If you’ve recently started working out regularly, good for you! Following through on your goals to improve your fitness this year is the first step, and often the hardest. Although you’re eager to see results, it’s also important to pace yourself – fitness is not sprint; it’s a marathon. It’s true that more you do, the longer you workout, and the more intensely you do it, the greater your results, but it’s also easy to overstep your ability level in the early stages. So what if you overdo it? One of the following three things may happen:

Injury –Muscles that aren’t used to being stretched and taxed in certain ways can become inflamed, strained, sprained, pulled, or torn. Excess strain on certain bones can lead to stress fractures, and exceeding your max heart rate could cause you to hyperventilate, pass out, or worse.
Soreness and fatigue – the old adage says ‘no pain, no gain,’ right? While some soreness should be expected when starting a new fitness program at the health club, extreme soreness or muscle fatigue could indicate you’re pushing yourself a little too hard. It can also impact future workouts and derail your progress.
Inadequate recovery – Every workout, you’re literally tearing down muscle fibers. Only when you rest can they recover and gain the advantages of training. Overdoing it by not scheduling rest days or getting enough sleep and down time can affect your health, leave you vulnerable to recovery, and sap your motivation.
All of these are good reasons to monitor your heart rate, gauge your perceived exertion, test different levels and duration of intensity, incorporate interval training, and ultimately, listen to your body.

Heart rate

Beginners should stay within the lower range of their max heart rate, about 50%, and build up to the recommended 85% ceiling. In the early stages of your program, test your heart rate frequently, whether by checking your own pulse, using a fitness center machine, or strapping on a personal monitor.

Perceived Exertion

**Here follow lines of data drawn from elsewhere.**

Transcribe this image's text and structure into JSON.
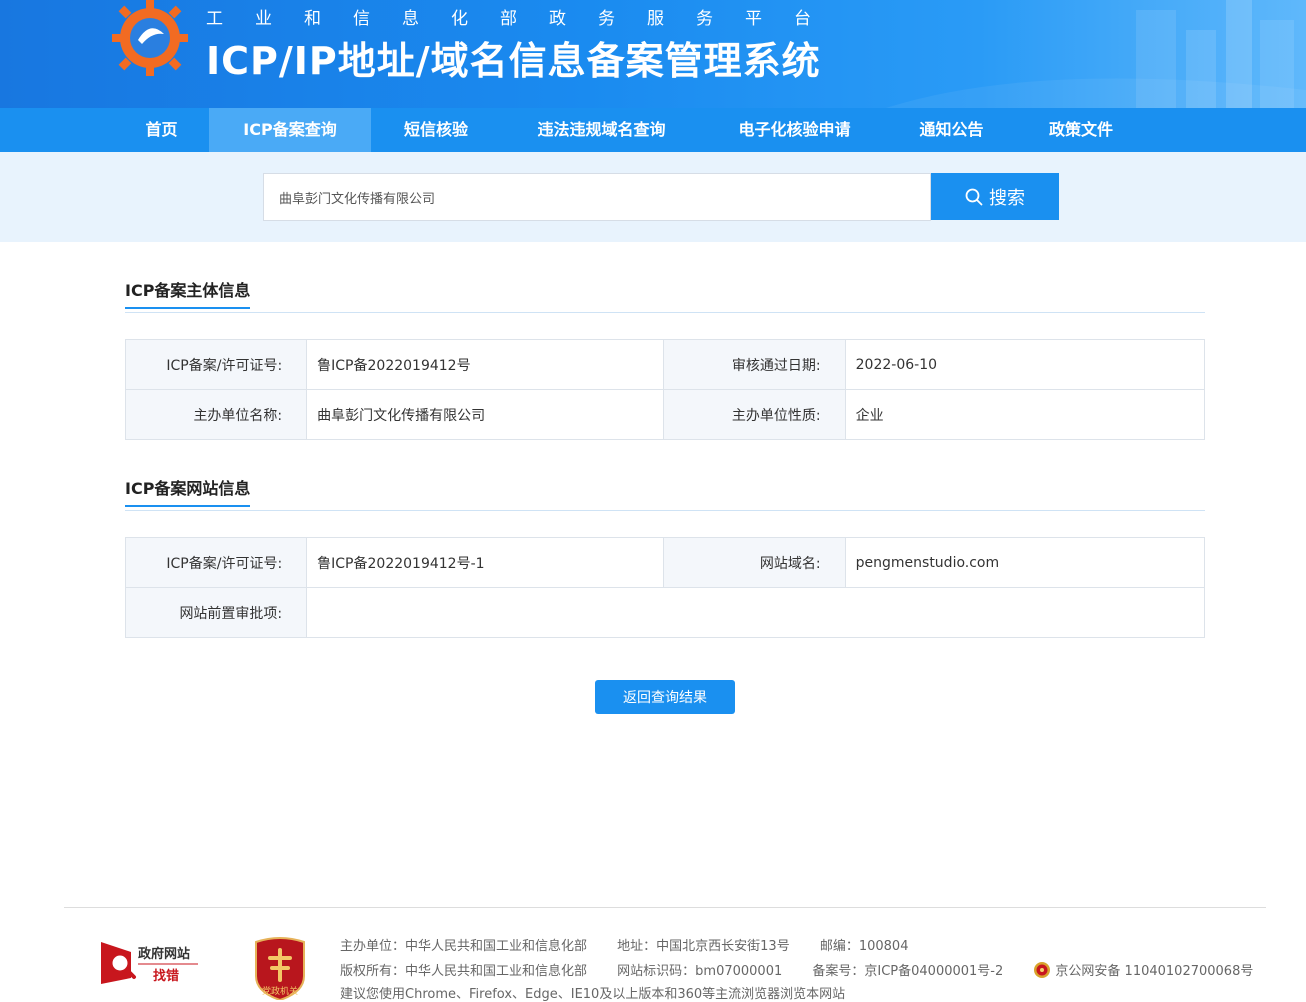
{
  "header": {
    "tagline": "工业和信息化部政务服务平台",
    "title": "ICP/IP地址/域名信息备案管理系统"
  },
  "nav": {
    "items": [
      {
        "label": "首页"
      },
      {
        "label": "ICP备案查询",
        "active": true
      },
      {
        "label": "短信核验"
      },
      {
        "label": "违法违规域名查询"
      },
      {
        "label": "电子化核验申请"
      },
      {
        "label": "通知公告"
      },
      {
        "label": "政策文件"
      }
    ]
  },
  "search": {
    "value": "曲阜彭门文化传播有限公司",
    "button_label": "搜索",
    "icon": "search-icon"
  },
  "subject_section": {
    "title": "ICP备案主体信息",
    "rows": [
      {
        "label1": "ICP备案/许可证号:",
        "value1": "鲁ICP备2022019412号",
        "label2": "审核通过日期:",
        "value2": "2022-06-10"
      },
      {
        "label1": "主办单位名称:",
        "value1": "曲阜彭门文化传播有限公司",
        "label2": "主办单位性质:",
        "value2": "企业"
      }
    ]
  },
  "website_section": {
    "title": "ICP备案网站信息",
    "rows": [
      {
        "label1": "ICP备案/许可证号:",
        "value1": "鲁ICP备2022019412号-1",
        "label2": "网站域名:",
        "value2": "pengmenstudio.com"
      },
      {
        "label1": "网站前置审批项:",
        "value1": ""
      }
    ]
  },
  "return_button": "返回查询结果",
  "footer": {
    "gov_badge": {
      "line1": "政府网站",
      "line2": "找错"
    },
    "party_badge_text": "党政机关",
    "line1": {
      "host": "主办单位：中华人民共和国工业和信息化部",
      "address": "地址：中国北京西长安街13号",
      "postcode": "邮编：100804"
    },
    "line2": {
      "copyright": "版权所有：中华人民共和国工业和信息化部",
      "site_id": "网站标识码：bm07000001",
      "icp": "备案号：京ICP备04000001号-2",
      "police": "京公网安备 11040102700068号"
    },
    "line3": "建议您使用Chrome、Firefox、Edge、IE10及以上版本和360等主流浏览器浏览本网站"
  },
  "colors": {
    "brand_blue": "#1a90f0",
    "nav_active": "#4aaaf6",
    "search_band": "#e8f3fd",
    "label_bg": "#f4f7fb"
  }
}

Rate of Perceived Exertion (RPE) is a fancy term that describes how hard you feel like you’re working, on a scale from 0-10. If you’re just starting out, experts recommend staying in the 3-5 range for a while. The Cleveland Clinic provides a free download of a RPE scale to help you learn this important self-assessment tool.

Test the Waters

Just because you’re building your fitness slowly doesn’t mean you can’t workout intensely sometimes. Cautiously try a variety of different exercises and intensities to see what you like and how your body handles it. Everyone has their own unique strengths and weaknesses, so certain ‘intense’ moves or paces might come easier than others. As always, be willing to recognize when something new exceeds your ability, and back out before you get injured.

Include Interval Training

Not only does interval training torch a ton of calories, it strengthens your ability to work longer at higher intensities. Short recovery intervals help keep your heart rate in range and protect you from overexertion. An example of interval training would be walking at an RPE of 5 with 1-minute intervals at an RPE of 7. You can use interval training in nearly any type of exercise you choose.

Listen to Your Body

All of this advice is good, but the most important way to avoid overdoing a new exercise program at the fitness gym is to listen to your body. If at any time you feel dizzy, light-headed, or otherwise unwell, stop and cool down. Make sure you stay hydrated, don’t get overheated, and focus on safety before pride or the prospect of fitness gains.

Keep putting in the time, and before you know it, you’ll be able to do much more than you could when you started!